- Psychological Issues
As a supervisor, you may notice that some employees seem less productive and reliable than usual– they may often call in sick or arrive late to work, have more accidents, or just seem less interested in work. These individuals may be suffering from a very common illness called clinical depression. While it is not your job to diagnose depression, your understanding may help an employee get needed treatment.
In addition to personal suffering, depression takes its toll at the workplace:
“major depression and bipolar disorder accounted for 11% of all days lost from work in 1987, “ according to the medical director of a public utility company. There is, however good news. More than 80% of depressed people can be treated quickly and effectively. The key is to recognize the symptoms of depression early and to receive appropriate treatment. Unfortunately, nearly two out of three people with depression do not receive the treatment they need.
Many companies are helping employees with depression by providing training on depressive illnesses for supervisors, employee assistance, and occupational health personnel. Employers are also making appropriate treatment available through employee assistance programs and through company-sponsored health benefits. Such efforts are contributing to significant reductions in lost time and job-related accidents as well as marked increases in productivity.
Everyone gets the blues or feels sad from time to time. However, if a person experiences these emotions intensely or for two weeks or longer, it may signal clinical depression, a condition that requires treatment.
Clinical depression affects the total person–body, feelings, thoughts, and behaviors–and comes in various forms. Some people have a single bout of depression; others suffer recurrent episodes. Still others experience the severe mood swings of bipolar disorder–sometimes called manic-depressive illness–with moods alternating between depressive lows and manic highs.
If five or more of the symptoms of depression or mania persist for more than two weeks, or are interfering with work or family life, a thorough diagnosis is needed. This should include a complete physical checkup and history of family health problems as well as an evaluation of possible symptoms of depression.
DEPRESSION AFFECTS YOUR EMPLOYEES

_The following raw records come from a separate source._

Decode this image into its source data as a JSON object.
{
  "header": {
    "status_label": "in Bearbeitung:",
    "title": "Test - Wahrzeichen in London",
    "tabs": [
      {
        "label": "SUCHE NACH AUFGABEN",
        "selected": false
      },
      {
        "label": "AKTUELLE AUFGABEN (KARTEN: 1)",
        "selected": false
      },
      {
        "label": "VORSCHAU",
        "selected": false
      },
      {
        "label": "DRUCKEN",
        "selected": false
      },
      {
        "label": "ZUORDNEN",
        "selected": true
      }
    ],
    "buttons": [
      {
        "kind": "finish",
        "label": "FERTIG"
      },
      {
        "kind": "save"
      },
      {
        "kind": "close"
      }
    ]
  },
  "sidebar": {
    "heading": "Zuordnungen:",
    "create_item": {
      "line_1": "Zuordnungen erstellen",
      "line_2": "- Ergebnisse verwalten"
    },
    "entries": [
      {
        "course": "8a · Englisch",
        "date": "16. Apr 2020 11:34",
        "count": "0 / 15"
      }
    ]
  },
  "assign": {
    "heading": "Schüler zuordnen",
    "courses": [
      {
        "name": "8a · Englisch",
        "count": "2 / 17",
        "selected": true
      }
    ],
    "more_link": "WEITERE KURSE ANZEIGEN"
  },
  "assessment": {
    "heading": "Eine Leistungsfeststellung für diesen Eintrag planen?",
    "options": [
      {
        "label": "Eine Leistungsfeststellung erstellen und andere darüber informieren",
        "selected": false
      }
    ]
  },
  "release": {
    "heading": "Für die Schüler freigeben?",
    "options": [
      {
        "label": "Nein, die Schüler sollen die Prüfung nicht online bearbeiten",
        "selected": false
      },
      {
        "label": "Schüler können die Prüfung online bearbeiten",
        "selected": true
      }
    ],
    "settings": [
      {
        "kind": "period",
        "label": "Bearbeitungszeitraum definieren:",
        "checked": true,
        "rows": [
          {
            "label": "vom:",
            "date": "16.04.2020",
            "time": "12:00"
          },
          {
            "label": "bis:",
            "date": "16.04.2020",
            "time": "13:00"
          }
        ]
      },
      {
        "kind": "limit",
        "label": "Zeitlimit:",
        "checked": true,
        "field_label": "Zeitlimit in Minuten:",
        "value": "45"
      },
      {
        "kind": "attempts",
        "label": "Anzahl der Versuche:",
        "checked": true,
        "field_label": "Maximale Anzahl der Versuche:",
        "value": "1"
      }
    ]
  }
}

John had been feeling depressed for weeks though he didn’t know why. He had lost his appetite and felt tired all the time. It wasn’t until he couldn’t get out of bed any more that his wife took him to a mental health professional for treatment. He soon showed improvement and was able to return to work.
Depression can affect your workers’ productivity judgment, ability to work with others, and overall job performance. The inability to concentrate fully or make decisions may lead to costly mistakes or accidents. In addition, it has been shown that depressed individuals have high rates of absenteeism and are more likely to abuse alcohol and drugs, resulting in other problems on and off the job.
Unfortunately, many depressed people suffer needlessly because they feel embarrassed, fear being perceived as weak, or do not recognize depression as a treatable illness.
TREATMENTS ARE EFFECTIVE
Mary couldn’t sleep at night and had trouble staying awake and concentrating during the day. After visiting the doctor and being put on medication for depression, she found that her symptoms disappeared and her work and social life improved.
As many as 80% of people with depression can be treated effectively, generally without missing much time from work or needing costly hospitalization. Effective treatments for depression include medication, psychotherapy, or a combination of both. These treatments usually begin to relieve symptoms in a matter of weeks.
“I’m concerned that recently you’ve been late to work often and aren’t meeting your performance objectives… I’d like to see you get back on track. I don’t know whether this is the case for you, but if personal issues are affecting your work, you can speak confidentially to one of our employee assistance counselors. The service was set up to help employees. Our conversation today and appointments with the counselor will be kept confidential. Whether or not you contact this service, you will still be expected to meet your performance goals.”
As a supervisor, you can learn about depression and the sources of help.
Reading this brochure is a good first step. Familiarize yourself with your company’s health benefits. Find out if your company has an employee assistance program (EAP) that can provide on-site consultation or refer employees to local resources.
As a supervisor, you cannot diagnose Depression
You can, however, note changes in work performance and listen to employee concerns. If your company does not have an EAP, ask a counselor for suggestions on how best to approach an employee who you suspect is experiencing work problems that may be related to depression.
When a previously productive employee begins to be absent or tardy frequently, or is unusually forgetful and error-prone, he/she may be experiencing a significant health problem.
If an employee voluntarily talks with you about health problems, including feeling depressed or down all the time, keep these points in mind:
6001 Executive Boulevard, Room 8184, MSC 9663
Bethesda, MD 20892-9663
National Institute of Mental Health
The Office of Communications and Public Liaison carries out educational activities and publishes and distributes research reports, press releases, fact sheets, and publications intended for researchers, health care providers, and the general public. A publications list may be obtained by contacting:
Office of Communications and Public Liaison, NIMH
Information Resources and Inquiries Branch
6001 Executive Blvd., Room 8184, MSC 9663
Bethesda, MD 20892-9663
Mental Health FAX 4U: 301-443-5158
NIMH home page address:
NIH Publication No. 96-3919
Printed 1995, Reprinted 1996
Updated: June 25, 2001